Food, Healthy Eating

Foraging Fun: Chicken of the Woods!

by

Often when people find out I’m a vegan they ask me if I miss meat. Truth is, I don’t miss meat at all. Which is weird, because I used to be a major meat lover. Once I saw and understood what happens to the animals being raised and killed for our menus, the thought of eating them became abhorrent to me. However, I sure do enjoy meat alternatives from time to time and every once in a while nature provides such a treat.

This is Laetiporus gilbertsonii, also known as Chicken of the Woods. I found this mushroom the other day while talking a stroll through the neighborhood.

chicken_of_the_woods_1

Here in Oregon, this mushroom starts growing in August and continues on through the fall. This specimen was very fresh and soft, which I could tell because when I cut it off the tree it was growing on, water beaded up and dripped out.

Cutting the mushroom off the tree.

chicken_of_the_woods_3

(The darker yellow spots are where water dripped down and out of the mushroom.)

Don’t feel bad for the mushroom…most people don’t realize that the part of the mushroom that we see is the fruiting body of the mushroom mycelium, which lives underground.
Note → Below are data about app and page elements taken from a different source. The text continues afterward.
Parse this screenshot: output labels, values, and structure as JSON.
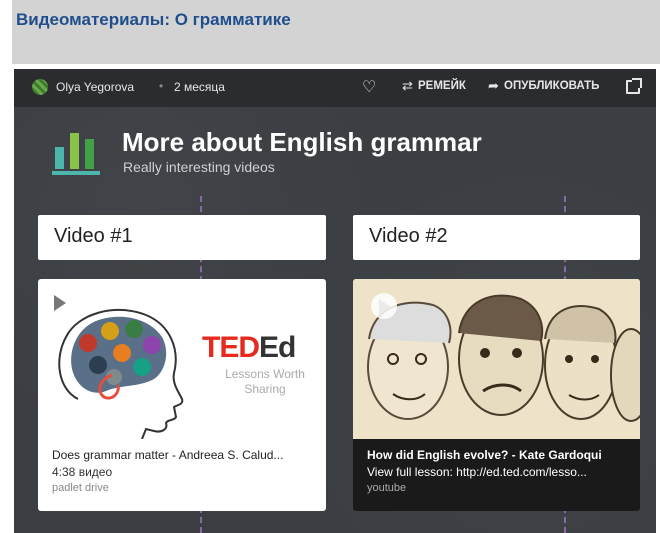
{
  "page": {
    "title": "Видеоматериалы: О грамматике"
  },
  "topbar": {
    "author": "Olya Yegorova",
    "separator": "•",
    "time_ago": "2 месяца",
    "remake_label": "РЕМЕЙК",
    "publish_label": "ОПУБЛИКОВАТЬ",
    "heart_glyph": "♡",
    "remake_glyph": "⇄",
    "publish_glyph": "➦"
  },
  "board": {
    "title": "More about English grammar",
    "subtitle": "Really interesting videos",
    "icon_colors": [
      "#4db6ac",
      "#8bc34a",
      "#43a047"
    ]
  },
  "columns": [
    {
      "header": "Video #1",
      "card": {
        "title": "Does grammar matter - Andreea S. Calud...",
        "description": "4:38 видео",
        "source": "padlet drive",
        "logo_ted": "TED",
        "logo_ed": "Ed",
        "tagline": "Lessons Worth Sharing"
      }
    },
    {
      "header": "Video #2",
      "card": {
        "title": "How did English evolve? - Kate Gardoqui",
        "description": "View full lesson: http://ed.ted.com/lesso...",
        "source": "youtube"
      }
    }
  ],
  "colors": {
    "header_bg": "#d3d3d3",
    "title_blue": "#1f4e8c",
    "board_bg": "#3b3e42",
    "column_divider": "#a078c8",
    "ted_red": "#e62b1e"
  }
}
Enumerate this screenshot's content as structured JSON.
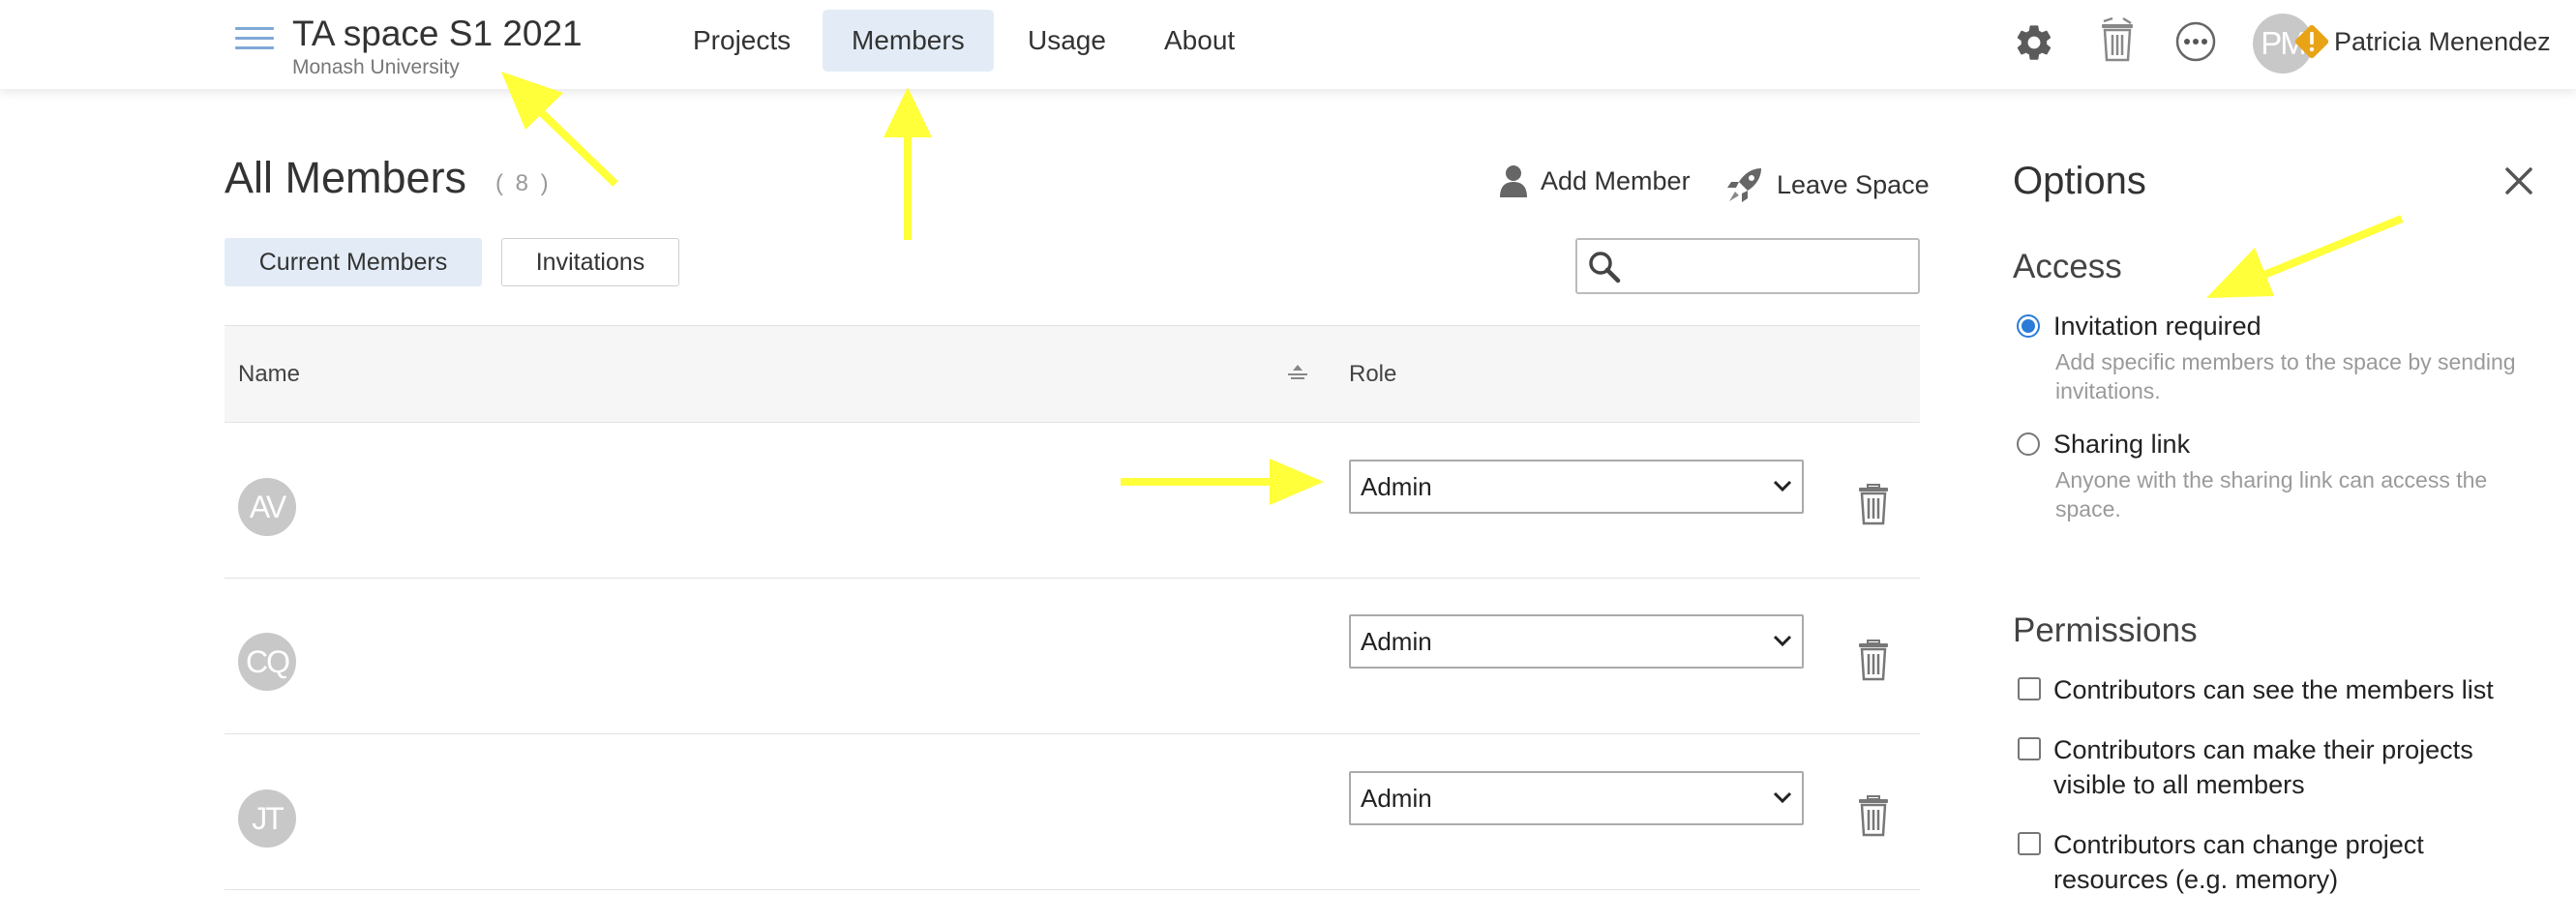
{
  "header": {
    "space_title": "TA space S1 2021",
    "space_subtitle": "Monash University",
    "nav": [
      {
        "label": "Projects",
        "active": false
      },
      {
        "label": "Members",
        "active": true
      },
      {
        "label": "Usage",
        "active": false
      },
      {
        "label": "About",
        "active": false
      }
    ],
    "icons": [
      "menu-icon",
      "gear-icon",
      "trash-icon",
      "more-icon",
      "warning-icon"
    ],
    "user": {
      "initials": "PM",
      "name": "Patricia Menendez"
    }
  },
  "main": {
    "title": "All Members",
    "count": "( 8 )",
    "add_member_label": "Add Member",
    "leave_space_label": "Leave Space",
    "tabs": [
      {
        "label": "Current Members",
        "active": true
      },
      {
        "label": "Invitations",
        "active": false
      }
    ],
    "search": {
      "placeholder": "",
      "value": ""
    },
    "table": {
      "columns": [
        "Name",
        "Role"
      ],
      "rows": [
        {
          "initials": "AV",
          "role": "Admin"
        },
        {
          "initials": "CQ",
          "role": "Admin"
        },
        {
          "initials": "JT",
          "role": "Admin"
        }
      ],
      "role_options": [
        "Admin"
      ]
    }
  },
  "options": {
    "title": "Options",
    "access": {
      "heading": "Access",
      "choices": [
        {
          "label": "Invitation required",
          "desc": "Add specific members to the space by sending invitations.",
          "checked": true
        },
        {
          "label": "Sharing link",
          "desc": "Anyone with the sharing link can access the space.",
          "checked": false
        }
      ]
    },
    "permissions": {
      "heading": "Permissions",
      "items": [
        {
          "label": "Contributors can see the members list",
          "checked": false
        },
        {
          "label": "Contributors can make their projects visible to all members",
          "checked": false
        },
        {
          "label": "Contributors can change project resources (e.g. memory)",
          "checked": false
        }
      ]
    }
  },
  "colors": {
    "accent": "#2b7bd9",
    "active_tab_bg": "#e3ecf6",
    "avatar_bg": "#c8c8c8",
    "warning": "#e8a317",
    "annotation_arrow": "#ffff3a"
  }
}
It isn’t unlike picking an apple from an apple tree. The job of the fruiting part of the mushroom is to spread the spores far and wide, which we help with when we pick them and take them home.
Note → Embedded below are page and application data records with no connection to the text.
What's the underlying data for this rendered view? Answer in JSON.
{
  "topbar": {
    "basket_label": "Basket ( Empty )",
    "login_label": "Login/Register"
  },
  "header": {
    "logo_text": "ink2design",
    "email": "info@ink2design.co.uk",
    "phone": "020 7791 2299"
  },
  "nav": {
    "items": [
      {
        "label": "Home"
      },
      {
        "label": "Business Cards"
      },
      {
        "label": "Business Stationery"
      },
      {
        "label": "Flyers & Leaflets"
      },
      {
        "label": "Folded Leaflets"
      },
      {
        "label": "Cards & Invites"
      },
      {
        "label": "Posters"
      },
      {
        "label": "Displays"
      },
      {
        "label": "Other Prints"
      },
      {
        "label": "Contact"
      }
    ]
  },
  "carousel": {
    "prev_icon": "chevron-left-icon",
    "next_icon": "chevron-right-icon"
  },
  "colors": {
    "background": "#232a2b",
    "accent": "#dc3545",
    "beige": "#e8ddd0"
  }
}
chicken_of_the_woods_4

I cut the outside off the mushroom once I got it home, because the area near the stem is tough and harder to chew through.

chicken_of_the_woods_6Then I stir fried the mushroom, made a gluten free creamy roux sauce, and added rice and veggies. Delicious!

chicken_of_the_woods_7

chicken_of_the_woods_9

While it is very difficult to misidentify  Laetiporus and there are no poisonous look-alikes, a word of warning here: some mushrooms cause allergic reactions when they are consumed. This is not considered a mushroom poisoning, it is called an “idiosyncratic reaction.” Chicken of the Woods is one type of mushroom that can cause this reaction. A recent study reported that around one in ten people may experience gastrointestinal distress after eating this mushroom.

More Foraging Fun: Making Your Own Wild Root Brew

Nature Therapy- How Nature Affects You Body and Mind

Photo: Susana Romatz

Susana Romatz
Susana Romatz is a native of Saginaw, Michigan and has lived in Eugene, Oregon since 2002. She has been an elementary teacher at the Rudolf Steiner inspired Village Charter School for eight years and she enjoys cooking, writing, wildcrafting, gardening, drawing, painting, mushroom hunting, and spending time in nature. Susana earned a double major in Earth Science and Religious Studies, with a minor in Recreation, Parks, and Leisure from Central Michigan University and received her Teacher Training Certification from the Eugene Waldorf Teacher Training Program.
Take care of yourself:
fall mushroom hiking outdoors vegan recipes foraging

latest stories